The New Researchers Symposium (NRS) is designed to fast-track your prospect development skills.
Anyone new to prospect development can register for the program to learn the fundamentals from experts representing universities, healthcare, cause-related organizations, and more via eight online educational modules. Then, on February 28, you'll join us in Chicago to learn from three seasoned veterans who will guide you through a day of networking and interactive learning.
We spoke with these three speakers, Anne Brownlee (director of prospect research, New York University), Andillon Hackney (director of prospect management and research, UC San Diego), and Janet Weimar (associate director of prospect management – health sciences/health care philanthropy, University of Iowa Center for Advancement), to hear what they have in store for this year's program, and why it's a must-attend for anyone new to prospect development.
Read on for the full interview, then register for NRS.
Q: What are some of the topics you’ll be covering during the in-person event? Any highlights you can share?
We’ve tried to make the content for the in-person event largely interactive, so that attendees are not only learning from us but also learning from their NRS peers and in ways that are informative, but also fun. In addition, all NRS content, including the in-person content, is intended to provide insight on a variety of concepts within prospect development so that every attendee leaves NRS feeling like they’ve learned something that will make their work better. The highlight of NRS, always, is the opportunity to bring together new researchers for a concentrated day of learning that allows them to start to build, in person, a network of colleagues they can reach out to and share ideas with in the future.
Q: What are you most excited about for the upcoming NRS?
I truly do believe we have the best job in fundraising, so I’m always excited to teach NRS because it gives me the opportunity to share this awesome job with people who are just getting started in the field.

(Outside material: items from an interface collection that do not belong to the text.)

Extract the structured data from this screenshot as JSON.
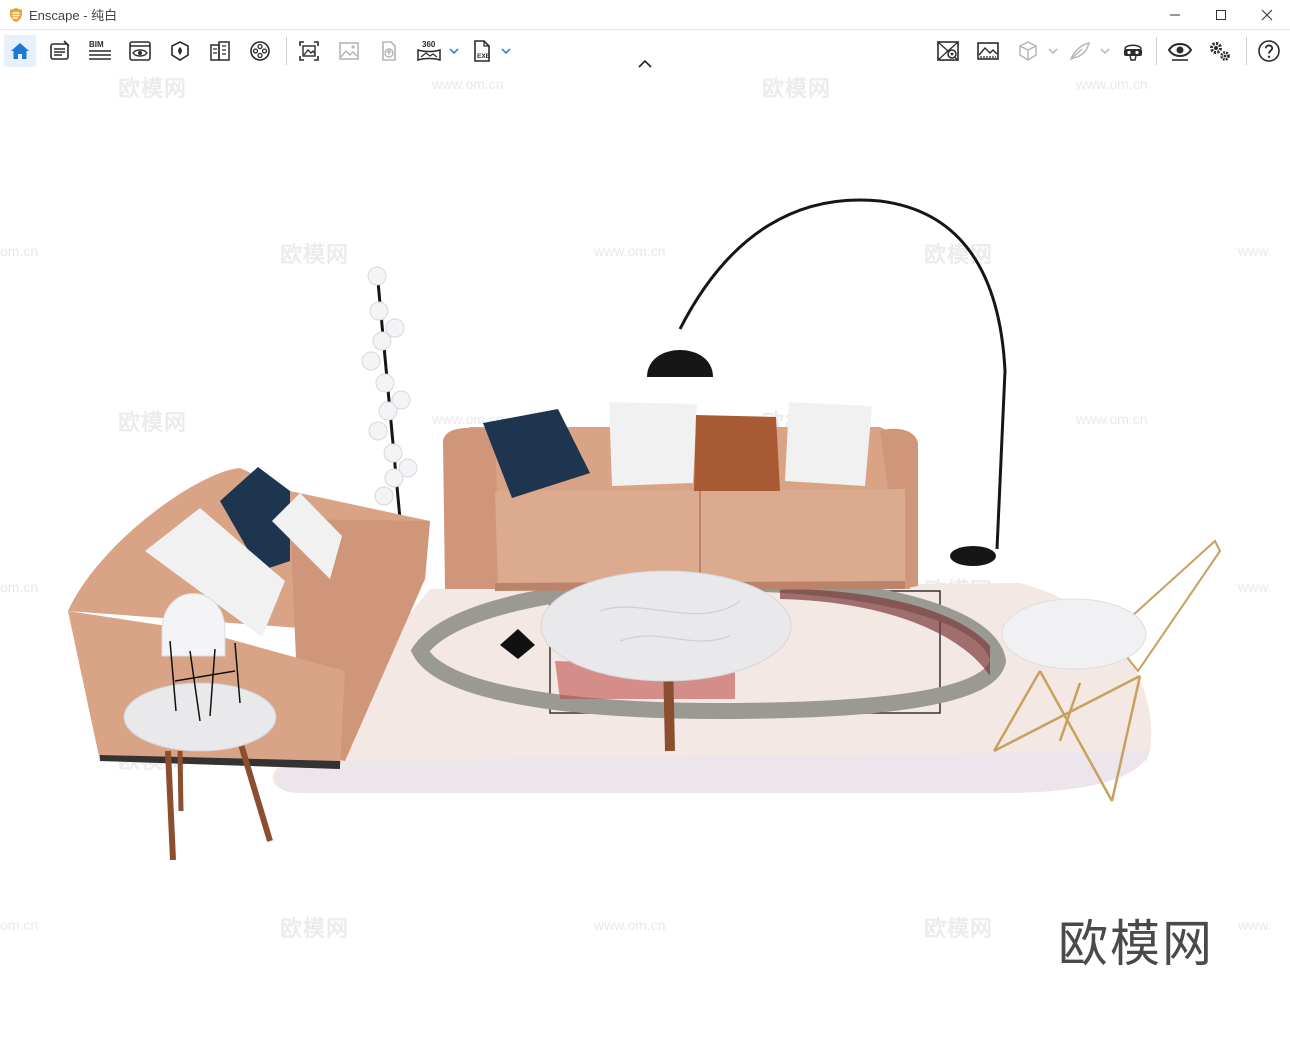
{
  "window": {
    "app_name": "Enscape",
    "separator": " - ",
    "document": "纯白"
  },
  "toolbar": {
    "left_items": [
      {
        "name": "home-button",
        "icon": "home-icon",
        "active": true
      },
      {
        "name": "asset-library-button",
        "icon": "asset-library-icon"
      },
      {
        "name": "bim-button",
        "icon": "bim-icon",
        "label": "BIM"
      },
      {
        "name": "views-button",
        "icon": "eye-panel-icon"
      },
      {
        "name": "material-editor-button",
        "icon": "material-icon"
      },
      {
        "name": "site-context-button",
        "icon": "site-context-icon"
      },
      {
        "name": "video-editor-button",
        "icon": "film-reel-icon"
      },
      {
        "name": "screenshot-button",
        "icon": "screenshot-icon"
      },
      {
        "name": "batch-render-button",
        "icon": "image-icon"
      },
      {
        "name": "upload-button",
        "icon": "upload-icon"
      },
      {
        "name": "panorama-button",
        "icon": "panorama-icon",
        "label": "360"
      },
      {
        "name": "export-exe-button",
        "icon": "exe-file-icon",
        "label": "EXE"
      }
    ],
    "right_items": [
      {
        "name": "capture-button",
        "icon": "map-pin-icon"
      },
      {
        "name": "visual-settings-button",
        "icon": "landscape-icon"
      },
      {
        "name": "cube-button",
        "icon": "cube-icon"
      },
      {
        "name": "feather-button",
        "icon": "feather-icon"
      },
      {
        "name": "vr-headset-button",
        "icon": "vr-headset-icon"
      },
      {
        "name": "live-view-button",
        "icon": "eye-icon"
      },
      {
        "name": "settings-button",
        "icon": "gears-icon"
      },
      {
        "name": "help-button",
        "icon": "help-icon"
      }
    ]
  },
  "colors": {
    "accent": "#1e78d6",
    "icon": "#2b2b2b",
    "icon_disabled": "#b5b5b5",
    "sofa": "#d9a386",
    "sofa_shadow": "#b98469",
    "pillow_navy": "#1e3550",
    "pillow_white": "#f1f1f1",
    "pillow_leather": "#a75a33",
    "rug": "#f4e8e4",
    "marble": "#e9e9ec",
    "wood": "#8b4e2e",
    "brass": "#c8a15e",
    "lamp_black": "#161616",
    "logo_orange": "#f0a030"
  },
  "watermarks": {
    "brand": "欧模网",
    "url": "www.om.cn",
    "url_partial": "om.cn",
    "url_fragment": "www."
  }
}
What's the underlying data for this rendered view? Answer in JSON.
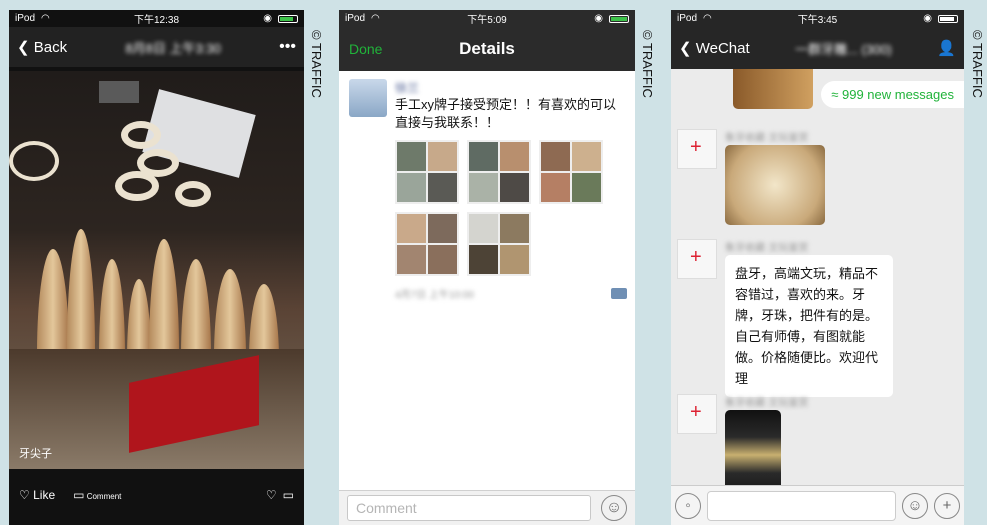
{
  "watermark": "© TRAFFIC",
  "phone1": {
    "status": {
      "carrier": "iPod",
      "time": "下午12:38"
    },
    "back_label": "Back",
    "title": "8月8日 上午3:30",
    "more_label": "•••",
    "caption": "牙尖子",
    "like_label": "Like",
    "comment_label": "Comment"
  },
  "phone2": {
    "status": {
      "carrier": "iPod",
      "time": "下午5:09"
    },
    "done_label": "Done",
    "title": "Details",
    "post_name": "徐兰",
    "post_text": "手工xy牌子接受预定！！有喜欢的可以直接与我联系！！",
    "post_meta": "4月7日 上午10:00",
    "comment_placeholder": "Comment"
  },
  "phone3": {
    "status": {
      "carrier": "iPod",
      "time": "下午3:45"
    },
    "back_label": "WeChat",
    "title": "一群牙雕... (300)",
    "new_messages": "999 new messages",
    "sender": "象牙收藏·文玩鉴赏",
    "message_text": "盘牙，高端文玩，精品不容错过，喜欢的来。牙牌，牙珠，把件有的是。自己有师傅，有图就能做。价格随便比。欢迎代理"
  }
}
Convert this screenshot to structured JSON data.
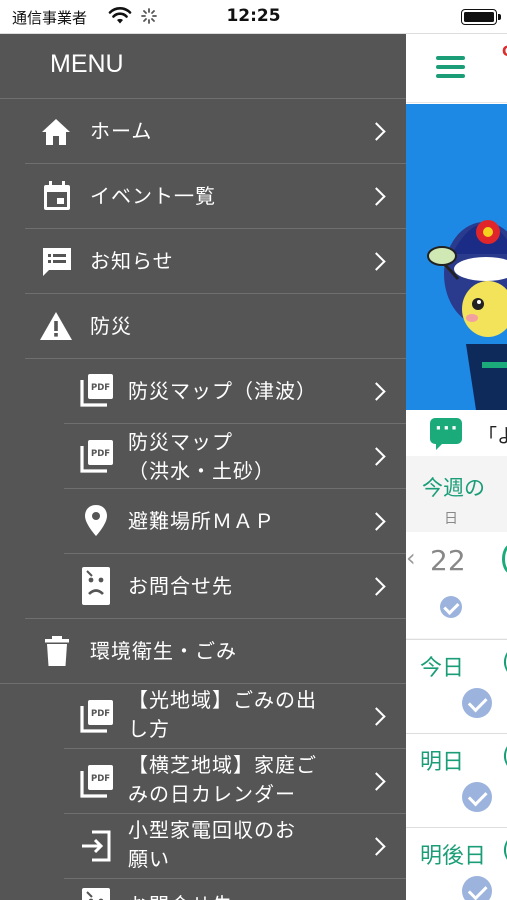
{
  "status": {
    "carrier": "通信事業者",
    "time": "12:25"
  },
  "drawer": {
    "title": "MENU",
    "items": [
      {
        "label": "ホーム",
        "icon": "home-icon"
      },
      {
        "label": "イベント一覧",
        "icon": "calendar-icon"
      },
      {
        "label": "お知らせ",
        "icon": "message-list-icon"
      },
      {
        "label": "防災",
        "icon": "warning-icon"
      },
      {
        "label": "防災マップ（津波）",
        "icon": "pdf-icon"
      },
      {
        "label": "防災マップ",
        "label2": "（洪水・土砂）",
        "icon": "pdf-icon"
      },
      {
        "label": "避難場所ＭＡＰ",
        "icon": "location-pin-icon"
      },
      {
        "label": "お問合せ先",
        "icon": "contact-icon"
      },
      {
        "label": "環境衛生・ごみ",
        "icon": "trash-icon"
      },
      {
        "label": "【光地域】ごみの出",
        "label2": "し方",
        "icon": "pdf-icon"
      },
      {
        "label": "【横芝地域】家庭ご",
        "label2": "みの日カレンダー",
        "icon": "pdf-icon"
      },
      {
        "label": "小型家電回収のお",
        "label2": "願い",
        "icon": "exit-arrow-icon"
      },
      {
        "label": "お問合せ先",
        "icon": "contact-icon"
      }
    ]
  },
  "main": {
    "notice_text": "「よ",
    "week_title": "今週の",
    "week_day_header": "日",
    "date_number": "22",
    "rows": [
      {
        "label": "今日"
      },
      {
        "label": "明日"
      },
      {
        "label": "明後日"
      }
    ]
  },
  "colors": {
    "drawer_bg": "#555555",
    "accent_green": "#1b9e78",
    "banner_blue": "#1e88e5",
    "check_blue": "#9bb3dd"
  }
}
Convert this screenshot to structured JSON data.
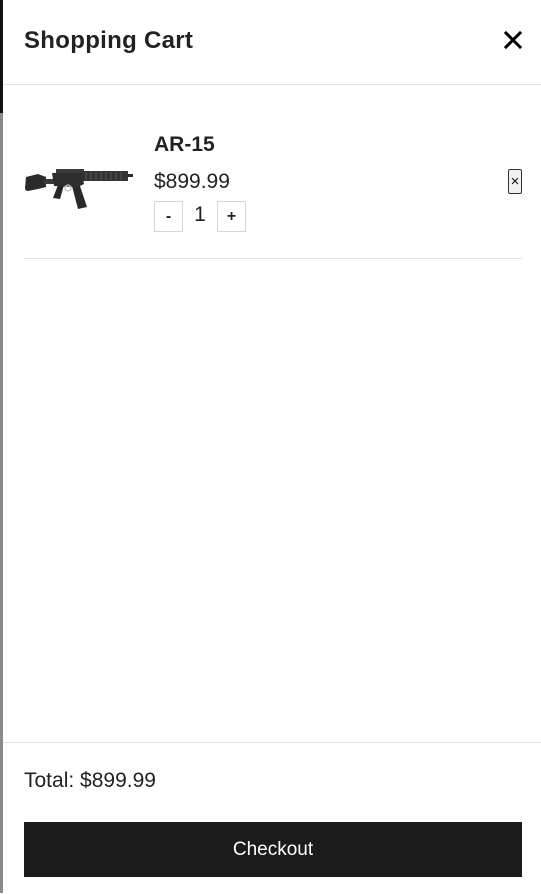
{
  "header": {
    "title": "Shopping Cart",
    "close_icon": "close-icon"
  },
  "cart": {
    "items": [
      {
        "name": "AR-15",
        "price": "$899.99",
        "quantity": "1",
        "decrement_label": "-",
        "increment_label": "+",
        "remove_label": "×",
        "thumbnail_icon": "rifle-image"
      }
    ]
  },
  "footer": {
    "total_text": "Total: $899.99",
    "checkout_label": "Checkout"
  },
  "colors": {
    "checkout_background": "#1b1b1b",
    "divider": "#e3e3e3",
    "text": "#222222"
  }
}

I like, too, that NRS provides a safe space for people to ask questions. As instructors, we get to see those light bulb moments where a person learns something new that sparks a curiosity in their own thinking about the profession and then they ask questions that get the whole group thinking, and that is exciting.
Q: Why is it important that those new to prospect development receive the type of training they’ll get from NRS?
If you are only learning your job in-house, it can be very easy to get a siloed vision of what that job is. Attending NRS provides new researchers with the opportunity to explore what prospect research can be and gain insight on best practices on what others are doing in the field, then couple that knowledge with their own on-the-job training to make them invaluable at work.
Q: What is one thing you wish you would have known when you were first starting out in prospect development?
I wish I’d known the magic formula for what defines a good prospect. It is simple, painfully simple, in fact, but when I saw the formula up on the big screen at a training a couple of years into my work as a researcher, it was just this fabulous aha moment of “right, that’s what I’ve been doing.” It changed my life.
Q: Is there anything else you’d like to add?
The NRS is essential for new researchers as a base, a place to start. There’s no university that teaches this course, so the only place to get it is Apra.